Dispute about the level of an employee's performance
A team leader of an operational team sought review of a performance rating of 'fully effective', arguing that their results against their performance measures indicated a rating of 'exceptional'. In particular, the team leader cited the increased productivity of the team and evidence from staff survey results that the team was highly engaged.
The team leader had 84 separate performance measures in their agreement and an additional 10 key performance indicators. The Merit Protection Commissioner noted it was impractical to rate the team leader's performance on the basis of a literal assessment against each measure. This was because of the large number of performance measures and because some of the measures were behavioural. In the Merit Protection Commissioner's opinion the performance assessment in this case involved making a broad judgement of the team leader's overall performance against business outcomes. In this circumstance, an employee could be rated above the fully effective level even if not all performance measures were met.
The Merit Protection Commissioner noted evidence that the team leader had maintained high levels of productivity in circumstances of a growing and, at times, excessive workload. At the same time, the team leader oversaw a significant turn-around in indicators of staff well-being.

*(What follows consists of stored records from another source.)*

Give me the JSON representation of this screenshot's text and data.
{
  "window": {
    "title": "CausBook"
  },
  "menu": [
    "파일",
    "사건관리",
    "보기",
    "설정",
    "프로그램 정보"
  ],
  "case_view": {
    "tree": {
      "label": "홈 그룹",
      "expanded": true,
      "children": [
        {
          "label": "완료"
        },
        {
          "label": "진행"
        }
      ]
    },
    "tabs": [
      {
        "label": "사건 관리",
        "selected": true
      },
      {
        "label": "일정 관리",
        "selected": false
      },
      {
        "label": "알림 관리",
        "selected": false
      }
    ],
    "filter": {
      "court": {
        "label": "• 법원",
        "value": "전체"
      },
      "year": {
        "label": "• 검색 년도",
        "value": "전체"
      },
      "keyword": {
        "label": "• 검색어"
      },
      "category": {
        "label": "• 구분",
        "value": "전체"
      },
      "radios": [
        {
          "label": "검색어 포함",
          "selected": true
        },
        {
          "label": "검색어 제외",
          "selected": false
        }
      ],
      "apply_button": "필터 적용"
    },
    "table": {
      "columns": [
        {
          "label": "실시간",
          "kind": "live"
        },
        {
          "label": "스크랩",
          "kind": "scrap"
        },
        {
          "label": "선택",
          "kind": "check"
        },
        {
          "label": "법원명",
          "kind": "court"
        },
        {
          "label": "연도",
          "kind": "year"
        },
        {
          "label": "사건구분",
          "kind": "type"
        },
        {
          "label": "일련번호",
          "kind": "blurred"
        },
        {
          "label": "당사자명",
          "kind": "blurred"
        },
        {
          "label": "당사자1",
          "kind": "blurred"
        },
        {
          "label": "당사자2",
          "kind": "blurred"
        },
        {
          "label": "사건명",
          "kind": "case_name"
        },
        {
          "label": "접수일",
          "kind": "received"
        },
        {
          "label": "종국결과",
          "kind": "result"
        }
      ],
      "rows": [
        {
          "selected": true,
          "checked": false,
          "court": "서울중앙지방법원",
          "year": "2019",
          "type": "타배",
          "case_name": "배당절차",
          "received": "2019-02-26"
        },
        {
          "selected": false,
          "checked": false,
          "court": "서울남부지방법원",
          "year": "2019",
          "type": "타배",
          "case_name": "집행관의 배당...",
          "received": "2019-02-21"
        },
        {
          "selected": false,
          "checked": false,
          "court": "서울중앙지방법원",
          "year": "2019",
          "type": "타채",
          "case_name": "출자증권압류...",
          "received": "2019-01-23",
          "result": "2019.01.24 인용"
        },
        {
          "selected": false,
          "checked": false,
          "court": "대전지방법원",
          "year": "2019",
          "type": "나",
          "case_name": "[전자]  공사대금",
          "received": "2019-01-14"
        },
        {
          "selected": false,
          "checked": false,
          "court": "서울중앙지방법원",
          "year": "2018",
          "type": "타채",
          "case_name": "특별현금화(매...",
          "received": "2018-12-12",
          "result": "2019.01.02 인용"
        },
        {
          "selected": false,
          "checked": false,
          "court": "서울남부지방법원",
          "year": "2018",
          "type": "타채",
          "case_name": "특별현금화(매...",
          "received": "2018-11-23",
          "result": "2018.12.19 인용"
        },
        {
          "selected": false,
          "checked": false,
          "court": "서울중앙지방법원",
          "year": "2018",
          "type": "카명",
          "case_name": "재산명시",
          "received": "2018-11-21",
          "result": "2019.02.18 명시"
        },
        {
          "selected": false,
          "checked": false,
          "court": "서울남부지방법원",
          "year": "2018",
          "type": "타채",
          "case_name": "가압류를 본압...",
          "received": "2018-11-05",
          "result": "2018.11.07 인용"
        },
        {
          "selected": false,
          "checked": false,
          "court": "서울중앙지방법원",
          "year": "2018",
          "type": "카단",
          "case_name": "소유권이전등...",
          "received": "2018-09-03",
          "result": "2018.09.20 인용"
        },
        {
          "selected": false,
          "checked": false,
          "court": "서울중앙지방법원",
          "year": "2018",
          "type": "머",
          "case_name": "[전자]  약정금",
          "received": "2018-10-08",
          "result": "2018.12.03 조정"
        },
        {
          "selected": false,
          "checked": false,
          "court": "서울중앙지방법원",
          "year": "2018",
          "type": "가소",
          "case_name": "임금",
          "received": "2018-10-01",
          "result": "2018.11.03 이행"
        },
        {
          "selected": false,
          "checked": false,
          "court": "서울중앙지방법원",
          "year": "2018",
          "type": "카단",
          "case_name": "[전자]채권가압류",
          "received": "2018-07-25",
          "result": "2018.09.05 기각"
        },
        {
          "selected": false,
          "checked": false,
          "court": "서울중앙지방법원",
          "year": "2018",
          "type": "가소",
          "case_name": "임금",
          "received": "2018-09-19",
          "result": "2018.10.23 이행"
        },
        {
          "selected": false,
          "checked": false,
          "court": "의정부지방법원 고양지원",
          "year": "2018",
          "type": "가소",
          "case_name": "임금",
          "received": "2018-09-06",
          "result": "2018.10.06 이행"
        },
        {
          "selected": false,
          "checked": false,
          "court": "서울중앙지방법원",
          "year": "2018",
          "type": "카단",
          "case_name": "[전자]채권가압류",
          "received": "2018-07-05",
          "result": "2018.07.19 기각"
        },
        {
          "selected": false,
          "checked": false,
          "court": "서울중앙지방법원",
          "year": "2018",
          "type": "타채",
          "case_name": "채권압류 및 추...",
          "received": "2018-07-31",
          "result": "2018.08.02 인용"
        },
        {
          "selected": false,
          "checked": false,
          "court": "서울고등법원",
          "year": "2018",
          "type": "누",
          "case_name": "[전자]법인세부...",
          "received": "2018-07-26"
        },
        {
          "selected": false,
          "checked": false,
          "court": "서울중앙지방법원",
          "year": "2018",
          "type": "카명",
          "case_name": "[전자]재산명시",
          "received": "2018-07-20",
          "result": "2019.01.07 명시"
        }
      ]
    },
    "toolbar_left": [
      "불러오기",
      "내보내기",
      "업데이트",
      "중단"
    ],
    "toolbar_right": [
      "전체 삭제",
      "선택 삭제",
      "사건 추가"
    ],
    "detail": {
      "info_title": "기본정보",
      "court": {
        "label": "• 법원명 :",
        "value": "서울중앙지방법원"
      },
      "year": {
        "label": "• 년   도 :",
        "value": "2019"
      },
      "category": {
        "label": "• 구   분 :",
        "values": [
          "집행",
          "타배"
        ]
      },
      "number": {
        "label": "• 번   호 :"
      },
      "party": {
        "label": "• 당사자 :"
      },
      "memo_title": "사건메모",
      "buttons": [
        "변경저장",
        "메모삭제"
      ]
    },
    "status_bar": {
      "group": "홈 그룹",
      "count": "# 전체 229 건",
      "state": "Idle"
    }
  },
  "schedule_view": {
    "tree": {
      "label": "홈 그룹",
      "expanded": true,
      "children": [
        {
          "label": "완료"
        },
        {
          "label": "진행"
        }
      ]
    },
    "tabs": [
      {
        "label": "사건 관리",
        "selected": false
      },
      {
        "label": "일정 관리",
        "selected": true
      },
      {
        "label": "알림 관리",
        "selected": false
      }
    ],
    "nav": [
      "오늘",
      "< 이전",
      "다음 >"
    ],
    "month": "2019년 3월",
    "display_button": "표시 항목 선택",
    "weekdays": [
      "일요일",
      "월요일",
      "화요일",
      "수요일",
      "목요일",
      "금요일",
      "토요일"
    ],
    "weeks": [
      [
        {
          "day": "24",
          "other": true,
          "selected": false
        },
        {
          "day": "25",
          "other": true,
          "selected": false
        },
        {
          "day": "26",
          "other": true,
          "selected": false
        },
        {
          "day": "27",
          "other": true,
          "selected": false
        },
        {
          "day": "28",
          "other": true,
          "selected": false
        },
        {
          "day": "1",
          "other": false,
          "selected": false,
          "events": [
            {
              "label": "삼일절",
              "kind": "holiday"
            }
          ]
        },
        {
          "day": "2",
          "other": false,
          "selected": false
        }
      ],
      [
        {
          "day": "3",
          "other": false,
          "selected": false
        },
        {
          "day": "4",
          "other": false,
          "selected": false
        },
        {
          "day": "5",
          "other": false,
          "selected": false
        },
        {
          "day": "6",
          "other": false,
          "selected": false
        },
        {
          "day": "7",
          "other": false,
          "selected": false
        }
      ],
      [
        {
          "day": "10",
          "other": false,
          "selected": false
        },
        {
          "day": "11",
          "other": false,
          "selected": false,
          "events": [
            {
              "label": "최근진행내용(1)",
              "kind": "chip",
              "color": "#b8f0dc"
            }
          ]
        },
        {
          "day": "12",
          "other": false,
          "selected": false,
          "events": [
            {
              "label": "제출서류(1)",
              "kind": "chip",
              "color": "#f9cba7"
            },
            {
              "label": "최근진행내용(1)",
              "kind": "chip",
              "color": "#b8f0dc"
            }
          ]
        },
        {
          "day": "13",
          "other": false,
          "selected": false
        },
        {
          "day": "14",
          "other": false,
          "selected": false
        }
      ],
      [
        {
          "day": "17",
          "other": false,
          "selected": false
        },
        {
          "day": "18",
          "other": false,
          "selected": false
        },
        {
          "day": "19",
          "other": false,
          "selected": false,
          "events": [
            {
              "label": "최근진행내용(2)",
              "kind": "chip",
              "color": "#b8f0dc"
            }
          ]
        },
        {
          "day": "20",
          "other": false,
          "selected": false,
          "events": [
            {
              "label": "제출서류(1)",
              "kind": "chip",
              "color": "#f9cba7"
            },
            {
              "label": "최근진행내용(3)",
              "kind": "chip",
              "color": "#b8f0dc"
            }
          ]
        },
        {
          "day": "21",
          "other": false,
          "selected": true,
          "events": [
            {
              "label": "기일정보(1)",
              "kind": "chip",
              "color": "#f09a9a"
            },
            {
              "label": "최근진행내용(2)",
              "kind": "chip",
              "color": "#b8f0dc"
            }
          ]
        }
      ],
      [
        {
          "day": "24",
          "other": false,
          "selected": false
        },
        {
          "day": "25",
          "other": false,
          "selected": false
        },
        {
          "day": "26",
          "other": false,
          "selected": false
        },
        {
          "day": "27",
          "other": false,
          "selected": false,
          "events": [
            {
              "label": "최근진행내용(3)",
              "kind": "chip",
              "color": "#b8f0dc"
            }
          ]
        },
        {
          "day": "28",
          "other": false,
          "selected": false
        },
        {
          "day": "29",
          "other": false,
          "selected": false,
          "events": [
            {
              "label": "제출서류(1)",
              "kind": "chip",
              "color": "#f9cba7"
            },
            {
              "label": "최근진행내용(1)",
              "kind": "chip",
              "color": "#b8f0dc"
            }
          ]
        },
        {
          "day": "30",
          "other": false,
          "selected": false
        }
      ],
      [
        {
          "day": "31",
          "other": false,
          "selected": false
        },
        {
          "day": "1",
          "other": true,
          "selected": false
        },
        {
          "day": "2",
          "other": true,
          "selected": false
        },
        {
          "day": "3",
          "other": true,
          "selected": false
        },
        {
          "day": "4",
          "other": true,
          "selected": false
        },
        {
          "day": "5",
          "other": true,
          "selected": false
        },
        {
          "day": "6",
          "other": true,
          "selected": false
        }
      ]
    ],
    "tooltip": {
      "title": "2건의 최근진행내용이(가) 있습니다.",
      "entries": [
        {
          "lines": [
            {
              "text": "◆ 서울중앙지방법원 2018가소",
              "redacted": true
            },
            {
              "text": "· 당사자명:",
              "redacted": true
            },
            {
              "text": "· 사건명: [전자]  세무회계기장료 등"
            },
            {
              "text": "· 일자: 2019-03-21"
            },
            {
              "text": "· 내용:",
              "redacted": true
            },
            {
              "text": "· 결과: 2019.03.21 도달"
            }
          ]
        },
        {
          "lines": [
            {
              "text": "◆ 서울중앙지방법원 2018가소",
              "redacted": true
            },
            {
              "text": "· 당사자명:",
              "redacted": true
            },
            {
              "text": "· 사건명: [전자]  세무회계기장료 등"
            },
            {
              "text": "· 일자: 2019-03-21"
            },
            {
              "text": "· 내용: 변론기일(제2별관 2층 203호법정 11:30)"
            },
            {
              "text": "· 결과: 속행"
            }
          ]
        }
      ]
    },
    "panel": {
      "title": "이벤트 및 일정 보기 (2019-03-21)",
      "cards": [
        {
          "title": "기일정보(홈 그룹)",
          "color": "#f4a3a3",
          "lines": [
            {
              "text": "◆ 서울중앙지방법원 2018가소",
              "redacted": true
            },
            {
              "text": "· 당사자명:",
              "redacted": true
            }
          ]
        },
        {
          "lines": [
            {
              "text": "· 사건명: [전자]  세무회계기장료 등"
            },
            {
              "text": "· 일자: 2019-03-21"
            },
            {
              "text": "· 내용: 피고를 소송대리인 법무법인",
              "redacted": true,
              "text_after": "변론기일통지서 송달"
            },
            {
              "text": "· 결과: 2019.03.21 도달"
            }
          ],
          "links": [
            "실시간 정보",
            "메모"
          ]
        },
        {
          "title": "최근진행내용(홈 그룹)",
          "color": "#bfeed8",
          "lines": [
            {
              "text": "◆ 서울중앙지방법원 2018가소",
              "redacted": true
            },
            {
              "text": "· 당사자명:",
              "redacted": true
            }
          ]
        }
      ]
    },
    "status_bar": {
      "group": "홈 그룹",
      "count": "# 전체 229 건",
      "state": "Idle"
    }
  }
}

The Merit Protection Commissioner took the view that the team leader's performance went beyond what the team leader should have reasonably been expected to achieve with the resources available. As a result, the Merit Protection Commissioner recommended that the original performance rating be set aside and that the team leader be awarded a performance rating of 'very good'.